My style comes out of the Aboriginal style. There are patterns that go down eons into the ground and they come up and show themselves; it’s not so much a geographical map, but a map of the patterns of the stories that sit underneath. of the patterns of the stories that sit underneath. So I use that to some degree, but I also use perspective, and while I will have that pattern look, there will still be sky. The process shifts backwards and forwards; that’s been a part of the process of learning about myself as an Aboriginal person and painting out of that.
Thus does Glenn Loughrey describe his art; not only his art, but the depth of thought that goes into each of his works.
How did he discover his talent for art? In 2012 Glenn had been to Borneo with students of a school where he was working. They had walked the Sandakan to Ranau Death March (on which 2345 Australians perished at the end of WWII, only six escapees surviving). He’d written some poetry for the walk organisers and was asked by them if he could do some sketches. Never having done a drawing in his life, Glenn did so and with some trepidation took them to the school Arts teacher. Her response was encouraging: “You should paint. I like your lines. Get a big piece of white canvas and start to fill it. And keep on doing that until you find your practice. And then, practise your practice”.
“And that’s what I did,” says Glenn. “Though what I did then is very different from what became my style. What I do now is a part of my discovery of art and my growing into my Aboriginality”.
He was a recent finalist in the richest art portrait prize in Australia – The Doug Moran Portrait Art Prize. His entry entitled Exile – A Self Portrait of the Artist as an Indigenous Man was selected as one of the 30 finalists out of almost 1200 entries Australia wide.
It is the story of Glenn, an indigenous man born into a family which, as a result of their history and the annihilation of Aboriginal people in and around Mudgee NSW, sought to assimilate into Australian society. The painting depicts the fear and anger of that place and the deep sense of isolation experienced on a day-to-day basis. Placed in the centre behind a screen is the face of the outsider who cannot walk at ease in the country of his ancestors or the country his family sought to become one with.
Aboriginal culture has a sense of what is called “Deep Listening” – just sitting on the ground and listening to what comes from it. Glenn explains: “As a farmer, my father used to tell me ‘Walk your country and it will tell you what it needs – what you need to do’. There is this deep sense of listening ‘down’, and what’s underneath spreads out as a whole story, as a pattern; those stories sit on each other. Unlike European thinking, with stories stacked upon each other in libraries/computer files etc., Aboriginal people think downward and outward; and that’s part of what I do”.
Passionate about sharing the Aboriginal experience in Australian culture, Glenn has recently submitted Caterpillars, Wild Dogs and Wide Open Space (see picture) to the Albany Art Prize to be held in April this year and is also preparing a new painting for the Telstra Aboriginal Awards.
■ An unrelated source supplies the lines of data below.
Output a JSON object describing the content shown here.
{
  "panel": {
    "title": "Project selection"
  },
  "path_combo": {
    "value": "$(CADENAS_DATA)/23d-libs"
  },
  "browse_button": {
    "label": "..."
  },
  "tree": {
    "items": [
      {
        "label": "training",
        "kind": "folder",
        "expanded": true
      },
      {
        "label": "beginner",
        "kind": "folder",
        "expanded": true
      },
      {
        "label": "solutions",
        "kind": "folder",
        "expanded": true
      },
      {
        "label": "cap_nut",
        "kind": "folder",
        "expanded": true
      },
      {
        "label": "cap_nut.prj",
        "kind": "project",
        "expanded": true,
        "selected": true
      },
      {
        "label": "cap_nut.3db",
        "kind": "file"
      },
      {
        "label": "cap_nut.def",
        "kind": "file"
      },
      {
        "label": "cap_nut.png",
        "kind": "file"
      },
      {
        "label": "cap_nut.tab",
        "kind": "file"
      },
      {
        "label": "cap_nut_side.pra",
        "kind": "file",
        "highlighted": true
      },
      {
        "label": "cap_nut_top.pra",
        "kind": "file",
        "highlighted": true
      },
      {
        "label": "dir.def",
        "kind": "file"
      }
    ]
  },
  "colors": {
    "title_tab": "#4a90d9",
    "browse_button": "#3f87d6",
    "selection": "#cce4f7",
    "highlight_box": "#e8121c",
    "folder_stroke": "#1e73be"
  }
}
He has been the vicar at St Oswald’s Anglican Church, Glen Iris since 2015, and you can see more of his work hanging in the church.